  • Tucci

    i can’t picture myself buying a 180 camera for VR

    • ekana_stone

      You are getting the point, the camera isn’t JUST for VR that’s the beauty of the product, it is able to be presented in flat 2d, you could click on a video that is shot in VR180 and not even know it could be viewed that way, that the beauty. It’s a video format that can reach both audiences. Those who want an enhance 3d experience and have the means to see it, or those who don’t have or care about watching it in VR. Everyone Wins

  • All for it, as long as these cams are properly synced, and there’s guidelines (yes I know it’s taboo to call them rules) to help audiences embrace rather than reject VR as a whole.

    Here’s a dissection of the good/bad/ugly of 180VR, for those interested

  • Let’s be honest: very seldom we rotate 360 degrees when watching a VR video, so 180 is really good for me

    • Daniel Peterson

      I agree.
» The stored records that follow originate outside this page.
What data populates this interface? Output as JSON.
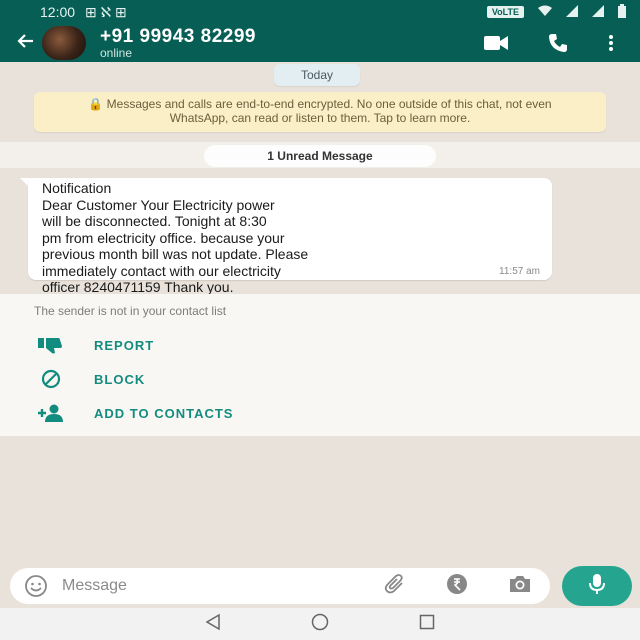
{
  "status_bar": {
    "time": "12:00",
    "indicators": "⊞ ℵ ⊞",
    "volte_label": "VoLTE",
    "icons": [
      "wifi-icon",
      "signal-icon",
      "battery-icon"
    ]
  },
  "header": {
    "contact_name": "+91 99943 82299",
    "contact_status": "online",
    "icons": [
      "back-arrow-icon",
      "avatar",
      "video-call-icon",
      "voice-call-icon",
      "more-options-icon"
    ]
  },
  "chat": {
    "date_chip": "Today",
    "encryption_notice": "🔒 Messages and calls are end-to-end encrypted. No one outside of this chat, not even WhatsApp, can read or listen to them. Tap to learn more.",
    "unread_label": "1 Unread Message",
    "message": {
      "text": "Notification\nDear Customer Your Electricity power\nwill be disconnected. Tonight at 8:30\npm from electricity office. because your\nprevious month bill was not update. Please\nimmediately contact with our electricity\nofficer 8240471159 Thank you.",
      "time": "11:57 am"
    }
  },
  "sender_panel": {
    "note": "The sender is not in your contact list",
    "actions": [
      {
        "label": "REPORT",
        "icon": "thumbs-down-icon"
      },
      {
        "label": "BLOCK",
        "icon": "block-icon"
      },
      {
        "label": "ADD TO CONTACTS",
        "icon": "add-contact-icon"
      }
    ]
  },
  "composer": {
    "placeholder": "Message",
    "icons": [
      "emoji-icon",
      "attach-icon",
      "payment-icon",
      "camera-icon",
      "mic-icon"
    ]
  },
  "nav_bar": {
    "icons": [
      "back-triangle-icon",
      "home-circle-icon",
      "recents-square-icon"
    ]
  },
  "colors": {
    "header_green": "#075e54",
    "accent_teal": "#128c7e",
    "mic_green": "#25a58f",
    "chat_background": "#e8e2da",
    "encryption_yellow": "#fbefc7"
  }
}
That 360 degrees requires double the bandwidth on already large VR video files, but it’s only a marginal gain in many use cases. Anyway, happy to see Google continue to push VR forward!

    • beestee

      I think 180 degrees is ideal for many situations where attention is intended to be focused on one thing, person, pet, etc. However, if I am viewing videos of landmarks, landscapes, etc I would prefer a full 360 degrees.

      As a side note, I just received my LucidCam and been playing with it a bit. I am impressed with the quality of the product. Now I just need to capture some video that is worthy of posting to YouTube. Maybe I will do a “let’s play” with one of my Switch games. Just messing around at the office with it, we have already used the ‘live view’ mode to do some IRL thrid person navigation…it is a little creepy.